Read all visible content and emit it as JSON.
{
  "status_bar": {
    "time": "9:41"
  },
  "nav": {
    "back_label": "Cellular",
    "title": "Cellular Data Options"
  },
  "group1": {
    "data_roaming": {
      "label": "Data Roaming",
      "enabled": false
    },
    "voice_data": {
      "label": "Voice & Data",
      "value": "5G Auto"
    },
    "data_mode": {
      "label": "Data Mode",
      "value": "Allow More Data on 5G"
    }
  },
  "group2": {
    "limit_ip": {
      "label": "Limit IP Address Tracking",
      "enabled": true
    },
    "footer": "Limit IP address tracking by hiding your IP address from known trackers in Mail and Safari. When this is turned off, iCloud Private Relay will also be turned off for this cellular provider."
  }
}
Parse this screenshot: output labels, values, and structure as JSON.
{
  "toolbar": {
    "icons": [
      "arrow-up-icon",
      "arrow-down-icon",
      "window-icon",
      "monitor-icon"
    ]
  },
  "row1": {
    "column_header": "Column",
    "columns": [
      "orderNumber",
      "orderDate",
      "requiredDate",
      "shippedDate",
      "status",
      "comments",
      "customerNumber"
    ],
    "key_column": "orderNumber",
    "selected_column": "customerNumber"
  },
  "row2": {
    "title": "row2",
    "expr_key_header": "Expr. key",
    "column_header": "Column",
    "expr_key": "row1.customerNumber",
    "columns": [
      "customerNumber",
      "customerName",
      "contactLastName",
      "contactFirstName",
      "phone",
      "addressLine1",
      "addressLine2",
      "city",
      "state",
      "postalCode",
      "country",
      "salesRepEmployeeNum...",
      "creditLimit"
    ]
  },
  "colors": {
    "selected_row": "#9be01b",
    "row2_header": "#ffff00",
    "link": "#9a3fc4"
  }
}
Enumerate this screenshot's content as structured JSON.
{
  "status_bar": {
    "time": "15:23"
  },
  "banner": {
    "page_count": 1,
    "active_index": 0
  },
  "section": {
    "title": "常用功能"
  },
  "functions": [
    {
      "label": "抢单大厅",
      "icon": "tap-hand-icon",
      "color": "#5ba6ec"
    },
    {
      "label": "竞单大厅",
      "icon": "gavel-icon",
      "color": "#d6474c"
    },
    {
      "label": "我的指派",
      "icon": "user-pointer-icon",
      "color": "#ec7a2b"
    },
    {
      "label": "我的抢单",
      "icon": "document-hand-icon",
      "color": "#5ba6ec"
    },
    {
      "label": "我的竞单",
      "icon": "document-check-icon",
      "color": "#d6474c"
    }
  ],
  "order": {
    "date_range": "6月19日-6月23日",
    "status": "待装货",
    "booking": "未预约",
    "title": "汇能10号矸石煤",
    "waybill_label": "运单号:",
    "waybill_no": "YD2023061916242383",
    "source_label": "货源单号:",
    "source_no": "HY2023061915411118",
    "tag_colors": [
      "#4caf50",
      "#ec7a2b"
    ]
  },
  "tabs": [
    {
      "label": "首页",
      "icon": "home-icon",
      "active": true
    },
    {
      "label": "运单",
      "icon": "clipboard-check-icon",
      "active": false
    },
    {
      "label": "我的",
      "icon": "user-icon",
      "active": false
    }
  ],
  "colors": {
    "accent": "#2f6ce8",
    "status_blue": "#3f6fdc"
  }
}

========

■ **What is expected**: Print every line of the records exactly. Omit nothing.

■ **Completed exercise**:
Read all visible content and emit it as JSON.
{
  "status_bar": {
    "time": "9:41"
  },
  "nav": {
    "back_label": "Cellular",
    "title": "Cellular Data Options"
  },
  "group1": {
    "data_roaming": {
      "label": "Data Roaming",
      "enabled": false
    },
    "voice_data": {
      "label": "Voice & Data",
      "value": "5G Auto"
    },
    "data_mode": {
      "label": "Data Mode",
      "value": "Allow More Data on 5G"
    }
  },
  "group2": {
    "limit_ip": {
      "label": "Limit IP Address Tracking",
      "enabled": true
    },
    "footer": "Limit IP address tracking by hiding your IP address from known trackers in Mail and Safari. When this is turned off, iCloud Private Relay will also be turned off for this cellular provider."
  }
}
Parse this screenshot: output labels, values, and structure as JSON.
{
  "toolbar": {
    "icons": [
      "arrow-up-icon",
      "arrow-down-icon",
      "window-icon",
      "monitor-icon"
    ]
  },
  "row1": {
    "column_header": "Column",
    "columns": [
      "orderNumber",
      "orderDate",
      "requiredDate",
      "shippedDate",
      "status",
      "comments",
      "customerNumber"
    ],
    "key_column": "orderNumber",
    "selected_column": "customerNumber"
  },
  "row2": {
    "title": "row2",
    "expr_key_header": "Expr. key",
    "column_header": "Column",
    "expr_key": "row1.customerNumber",
    "columns": [
      "customerNumber",
      "customerName",
      "contactLastName",
      "contactFirstName",
      "phone",
      "addressLine1",
      "addressLine2",
      "city",
      "state",
      "postalCode",
      "country",
      "salesRepEmployeeNum...",
      "creditLimit"
    ]
  },
  "colors": {
    "selected_row": "#9be01b",
    "row2_header": "#ffff00",
    "link": "#9a3fc4"
  }
}
Enumerate this screenshot's content as structured JSON.
{
  "status_bar": {
    "time": "15:23"
  },
  "banner": {
    "page_count": 1,
    "active_index": 0
  },
  "section": {
    "title": "常用功能"
  },
  "functions": [
    {
      "label": "抢单大厅",
      "icon": "tap-hand-icon",
      "color": "#5ba6ec"
    },
    {
      "label": "竞单大厅",
      "icon": "gavel-icon",
      "color": "#d6474c"
    },
    {
      "label": "我的指派",
      "icon": "user-pointer-icon",
      "color": "#ec7a2b"
    },
    {
      "label": "我的抢单",
      "icon": "document-hand-icon",
      "color": "#5ba6ec"
    },
    {
      "label": "我的竞单",
      "icon": "document-check-icon",
      "color": "#d6474c"
    }
  ],
  "order": {
    "date_range": "6月19日-6月23日",
    "status": "待装货",
    "booking": "未预约",
    "title": "汇能10号矸石煤",
    "waybill_label": "运单号:",
    "waybill_no": "YD2023061916242383",
    "source_label": "货源单号:",
    "source_no": "HY2023061915411118",
    "tag_colors": [
      "#4caf50",
      "#ec7a2b"
    ]
  },
  "tabs": [
    {
      "label": "首页",
      "icon": "home-icon",
      "active": true
    },
    {
      "label": "运单",
      "icon": "clipboard-check-icon",
      "active": false
    },
    {
      "label": "我的",
      "icon": "user-icon",
      "active": false
    }
  ],
  "colors": {
    "accent": "#2f6ce8",
    "status_blue": "#3f6fdc"
  }
}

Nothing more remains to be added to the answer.